  23. Louati A, Son LH, Chabchoub H (2018) Smart routing for municipal solid waste collection: a heuristic approach. J Ambient Intell Humaniz Comput 10:1865–1884.  https://doi.org/10.1007/s12652-018-0778-3 CrossRefGoogle Scholar
  24. Pant P, Lal RM, Guttikunda SK, Russell AG, Nagpure AS, Ramaswami A, Peltier RE (2018) Monitoring particulate matter in India: recent trends and future outlook. Air Qual Atmos Health 12:45–58.  https://doi.org/10.1007/s11869-018-0629-6 CrossRefGoogle Scholar
  25. Ramasamy R (2018) Assessment of comprehensive environmental pollution index of Kurichi industrial cluster, Coimbatore District, Tamil Nadu, India - a case study.
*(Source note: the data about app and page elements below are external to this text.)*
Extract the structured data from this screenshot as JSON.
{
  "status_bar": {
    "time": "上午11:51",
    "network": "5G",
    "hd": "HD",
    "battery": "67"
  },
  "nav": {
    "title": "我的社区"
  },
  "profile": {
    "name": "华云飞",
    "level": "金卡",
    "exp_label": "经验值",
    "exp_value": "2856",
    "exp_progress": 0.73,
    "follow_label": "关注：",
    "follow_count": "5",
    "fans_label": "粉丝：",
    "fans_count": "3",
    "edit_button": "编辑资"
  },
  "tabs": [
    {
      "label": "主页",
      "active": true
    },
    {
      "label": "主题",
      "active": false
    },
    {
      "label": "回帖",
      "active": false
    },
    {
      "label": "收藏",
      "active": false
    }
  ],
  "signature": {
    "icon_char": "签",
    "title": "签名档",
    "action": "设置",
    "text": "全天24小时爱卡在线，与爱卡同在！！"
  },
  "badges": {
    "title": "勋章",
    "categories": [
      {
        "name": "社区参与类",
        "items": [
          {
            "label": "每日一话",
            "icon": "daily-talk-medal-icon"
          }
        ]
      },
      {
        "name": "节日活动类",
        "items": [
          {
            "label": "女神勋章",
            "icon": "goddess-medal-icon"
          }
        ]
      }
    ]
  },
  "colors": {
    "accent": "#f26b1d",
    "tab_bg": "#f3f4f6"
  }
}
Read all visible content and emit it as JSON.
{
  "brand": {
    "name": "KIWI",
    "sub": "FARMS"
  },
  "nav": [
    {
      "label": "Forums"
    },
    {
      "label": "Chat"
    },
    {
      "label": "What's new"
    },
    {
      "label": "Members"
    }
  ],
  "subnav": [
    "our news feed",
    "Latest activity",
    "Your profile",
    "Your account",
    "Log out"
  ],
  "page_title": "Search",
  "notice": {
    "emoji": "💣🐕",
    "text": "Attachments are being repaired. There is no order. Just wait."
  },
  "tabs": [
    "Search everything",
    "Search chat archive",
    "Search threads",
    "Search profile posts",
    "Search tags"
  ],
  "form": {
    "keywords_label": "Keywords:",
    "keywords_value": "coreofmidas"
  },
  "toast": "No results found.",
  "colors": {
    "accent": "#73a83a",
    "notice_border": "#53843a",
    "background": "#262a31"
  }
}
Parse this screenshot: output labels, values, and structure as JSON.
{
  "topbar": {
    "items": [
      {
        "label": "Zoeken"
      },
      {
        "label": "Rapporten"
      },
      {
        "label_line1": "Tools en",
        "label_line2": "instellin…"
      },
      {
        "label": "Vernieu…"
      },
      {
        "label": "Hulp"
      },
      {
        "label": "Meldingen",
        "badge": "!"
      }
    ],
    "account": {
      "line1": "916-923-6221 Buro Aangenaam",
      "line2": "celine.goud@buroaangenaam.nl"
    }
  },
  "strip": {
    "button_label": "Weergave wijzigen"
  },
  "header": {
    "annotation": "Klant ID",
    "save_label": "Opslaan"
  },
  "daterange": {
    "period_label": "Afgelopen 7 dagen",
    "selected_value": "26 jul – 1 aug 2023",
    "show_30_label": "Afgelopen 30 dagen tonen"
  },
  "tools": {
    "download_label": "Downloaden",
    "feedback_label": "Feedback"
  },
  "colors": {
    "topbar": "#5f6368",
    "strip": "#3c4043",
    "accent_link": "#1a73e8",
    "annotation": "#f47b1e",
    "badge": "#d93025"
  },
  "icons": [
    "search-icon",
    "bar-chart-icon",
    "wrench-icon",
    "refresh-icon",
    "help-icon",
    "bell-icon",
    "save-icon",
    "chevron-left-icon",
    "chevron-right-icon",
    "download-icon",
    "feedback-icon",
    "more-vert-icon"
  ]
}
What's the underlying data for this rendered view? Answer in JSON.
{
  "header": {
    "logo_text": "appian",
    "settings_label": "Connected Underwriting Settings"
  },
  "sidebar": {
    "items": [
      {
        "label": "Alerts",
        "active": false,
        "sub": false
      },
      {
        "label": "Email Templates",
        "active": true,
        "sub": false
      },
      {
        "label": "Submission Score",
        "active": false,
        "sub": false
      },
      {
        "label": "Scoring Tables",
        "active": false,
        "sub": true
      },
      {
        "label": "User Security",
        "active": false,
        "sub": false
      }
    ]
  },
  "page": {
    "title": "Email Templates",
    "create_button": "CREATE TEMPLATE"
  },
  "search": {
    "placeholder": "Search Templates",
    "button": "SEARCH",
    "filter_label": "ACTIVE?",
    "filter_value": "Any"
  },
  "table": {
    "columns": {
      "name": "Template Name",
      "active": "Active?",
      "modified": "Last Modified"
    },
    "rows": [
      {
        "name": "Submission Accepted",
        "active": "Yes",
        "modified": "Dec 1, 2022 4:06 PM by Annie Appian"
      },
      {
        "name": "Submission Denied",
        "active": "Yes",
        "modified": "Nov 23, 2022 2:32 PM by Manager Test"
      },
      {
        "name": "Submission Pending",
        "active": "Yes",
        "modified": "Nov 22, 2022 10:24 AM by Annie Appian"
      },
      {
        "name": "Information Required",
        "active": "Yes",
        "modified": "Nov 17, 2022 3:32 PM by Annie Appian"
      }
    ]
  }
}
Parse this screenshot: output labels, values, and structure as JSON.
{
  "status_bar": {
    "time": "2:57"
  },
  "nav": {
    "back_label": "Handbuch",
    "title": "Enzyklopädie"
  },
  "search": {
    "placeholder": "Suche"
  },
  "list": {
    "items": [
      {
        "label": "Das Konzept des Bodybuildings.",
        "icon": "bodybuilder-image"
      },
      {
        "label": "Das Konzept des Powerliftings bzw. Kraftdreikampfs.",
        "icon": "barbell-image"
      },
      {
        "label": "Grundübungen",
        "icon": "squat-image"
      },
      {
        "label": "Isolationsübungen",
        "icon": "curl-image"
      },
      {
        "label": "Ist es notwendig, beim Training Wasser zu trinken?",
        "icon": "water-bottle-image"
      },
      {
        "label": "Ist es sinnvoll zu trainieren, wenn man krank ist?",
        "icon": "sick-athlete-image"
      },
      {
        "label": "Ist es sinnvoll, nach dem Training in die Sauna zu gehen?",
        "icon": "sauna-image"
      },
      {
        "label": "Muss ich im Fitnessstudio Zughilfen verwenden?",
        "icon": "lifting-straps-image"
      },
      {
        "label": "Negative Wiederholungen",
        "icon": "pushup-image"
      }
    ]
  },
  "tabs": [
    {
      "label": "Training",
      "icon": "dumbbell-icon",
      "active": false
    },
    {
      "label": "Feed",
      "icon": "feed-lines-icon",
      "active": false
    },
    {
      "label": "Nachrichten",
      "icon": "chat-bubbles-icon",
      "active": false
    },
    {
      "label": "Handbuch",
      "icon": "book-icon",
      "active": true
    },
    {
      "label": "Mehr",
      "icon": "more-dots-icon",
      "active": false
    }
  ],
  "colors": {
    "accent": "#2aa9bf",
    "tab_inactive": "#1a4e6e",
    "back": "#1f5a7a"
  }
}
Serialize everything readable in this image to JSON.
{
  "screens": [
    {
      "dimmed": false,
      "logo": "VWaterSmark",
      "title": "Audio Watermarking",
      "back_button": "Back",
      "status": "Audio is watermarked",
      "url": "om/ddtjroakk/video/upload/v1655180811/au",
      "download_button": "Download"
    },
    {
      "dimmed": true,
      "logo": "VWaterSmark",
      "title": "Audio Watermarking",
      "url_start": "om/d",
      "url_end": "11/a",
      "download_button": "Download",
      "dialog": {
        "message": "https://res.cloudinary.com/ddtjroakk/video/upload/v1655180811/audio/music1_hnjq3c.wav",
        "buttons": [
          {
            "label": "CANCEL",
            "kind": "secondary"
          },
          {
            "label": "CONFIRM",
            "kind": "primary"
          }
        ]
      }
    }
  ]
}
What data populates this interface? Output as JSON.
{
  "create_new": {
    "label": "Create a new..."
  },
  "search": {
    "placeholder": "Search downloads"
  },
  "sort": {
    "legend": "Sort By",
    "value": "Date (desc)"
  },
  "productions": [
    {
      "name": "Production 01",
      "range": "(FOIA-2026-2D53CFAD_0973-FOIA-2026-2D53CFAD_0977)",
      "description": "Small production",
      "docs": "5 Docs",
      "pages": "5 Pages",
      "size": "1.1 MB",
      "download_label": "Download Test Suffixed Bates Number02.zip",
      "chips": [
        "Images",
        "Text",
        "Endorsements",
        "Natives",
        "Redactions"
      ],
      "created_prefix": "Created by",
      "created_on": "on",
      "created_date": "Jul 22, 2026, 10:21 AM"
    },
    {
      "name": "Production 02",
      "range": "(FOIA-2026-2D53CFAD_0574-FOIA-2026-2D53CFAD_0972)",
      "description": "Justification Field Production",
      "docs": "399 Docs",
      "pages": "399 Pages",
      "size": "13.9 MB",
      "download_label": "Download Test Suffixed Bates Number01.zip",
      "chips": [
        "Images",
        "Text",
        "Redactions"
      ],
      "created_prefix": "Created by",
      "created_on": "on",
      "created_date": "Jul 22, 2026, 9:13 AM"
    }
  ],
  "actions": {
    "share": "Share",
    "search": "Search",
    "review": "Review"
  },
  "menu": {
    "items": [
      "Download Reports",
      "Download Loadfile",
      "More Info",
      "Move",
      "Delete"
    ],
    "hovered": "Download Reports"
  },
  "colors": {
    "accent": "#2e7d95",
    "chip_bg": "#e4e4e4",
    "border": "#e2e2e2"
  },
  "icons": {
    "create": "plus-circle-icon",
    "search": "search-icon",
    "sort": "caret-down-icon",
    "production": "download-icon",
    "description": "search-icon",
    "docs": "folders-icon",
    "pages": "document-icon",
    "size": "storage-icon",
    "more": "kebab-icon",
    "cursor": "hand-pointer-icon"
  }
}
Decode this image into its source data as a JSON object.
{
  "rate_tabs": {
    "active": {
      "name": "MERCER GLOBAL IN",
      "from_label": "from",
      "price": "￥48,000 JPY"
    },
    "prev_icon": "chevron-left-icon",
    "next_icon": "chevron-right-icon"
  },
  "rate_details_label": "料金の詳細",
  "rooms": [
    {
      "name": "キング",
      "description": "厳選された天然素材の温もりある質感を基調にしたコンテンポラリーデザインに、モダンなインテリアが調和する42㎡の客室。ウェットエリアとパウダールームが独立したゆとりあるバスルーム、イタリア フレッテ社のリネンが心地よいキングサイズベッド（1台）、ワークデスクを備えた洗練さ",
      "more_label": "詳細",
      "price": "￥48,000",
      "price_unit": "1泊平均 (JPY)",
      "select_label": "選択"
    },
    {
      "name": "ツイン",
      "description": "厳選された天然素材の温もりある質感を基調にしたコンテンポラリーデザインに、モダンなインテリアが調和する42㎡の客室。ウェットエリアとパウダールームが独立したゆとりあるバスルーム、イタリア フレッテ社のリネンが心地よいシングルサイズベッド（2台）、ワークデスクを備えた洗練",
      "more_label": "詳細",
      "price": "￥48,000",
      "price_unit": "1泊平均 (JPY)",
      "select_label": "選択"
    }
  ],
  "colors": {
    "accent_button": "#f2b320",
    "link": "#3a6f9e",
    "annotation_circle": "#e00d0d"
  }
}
J Ecol Eng 19:191–199.  https://doi.org/10.12911/22998993/78747 CrossRefGoogle Scholar
  26. Schwela D (2012) Urban air pollution in Asian cities. Routledge.  https://doi.org/10.4324/9781849773676
  27. Son LH, Louati A (2016) Modeling municipal solid waste collection: a generalized vehicle routing model with multiple transfer stations, gather sites and inhomogeneous vehicles in time windows. Waste Manag 52:34–49.  https://doi.org/10.1016/j.wasman.2016.03.041 CrossRefGoogle Scholar
  28. Wang Z, Feng J, Fu Q, Gao S, Chen X, Cheng J (2019) Quality control of online monitoring data of air pollutants using artificial neural networks. Air Qual Atmos Health:1–8.  https://doi.org/10.1007/s11869-019-00734-4
  29. WHO (2018) WHO global ambient air quality database (update 2018). World Health Organization, GenevaGoogle Scholar
  30. Yuda M (2019) Asian countries rush to fight toxic air pollution. Accessed from https://asia.nikkei.com/Economy/Asian-countries-rush-to-fight-toxic-air-pollution. Accessed 24 Jan 2019
  31. Zheng Y, Li S, Zou C, Ma X, Zhang G (2018) Analysis of PM2.5 concentrations in Heilongjiang Province associated with forest cover and other factors. J For Res 30:269–276.  https://doi.org/10.1007/s11676-018-0640-7 CrossRefGoogle Scholar

Copyright information

© Springer Nature B.V. 2019

Authors and Affiliations

  1. 1.Department of Electronics & Communication EngineeringSRM Institute of Science and TechnologyGhaziabadIndia
  2. 2.Department of Computer Science and EngineeringLNCT CollegeBhopalIndia
  3. 3.VNU Information Technology InstituteVietnam National UniversityHanoiVietnam
  4. 4.University of DelawareNewarkUSA
  5. 5.Institute of Research and DevelopmentDuy Tan UniversityDa NangVietnam
  6. 6.Geographic Information Science Research GroupTon Duc Thang UniversityHo Chi Minh CityVietnam
  7. 7.Faculty of Environment and Labour SafetyTon Duc Thang UniversityHo Chi Minh CityVietnam
  8. 8.Department of Computer Science and EngineeringLNCT UniversityBhopalIndia

Personalised recommendations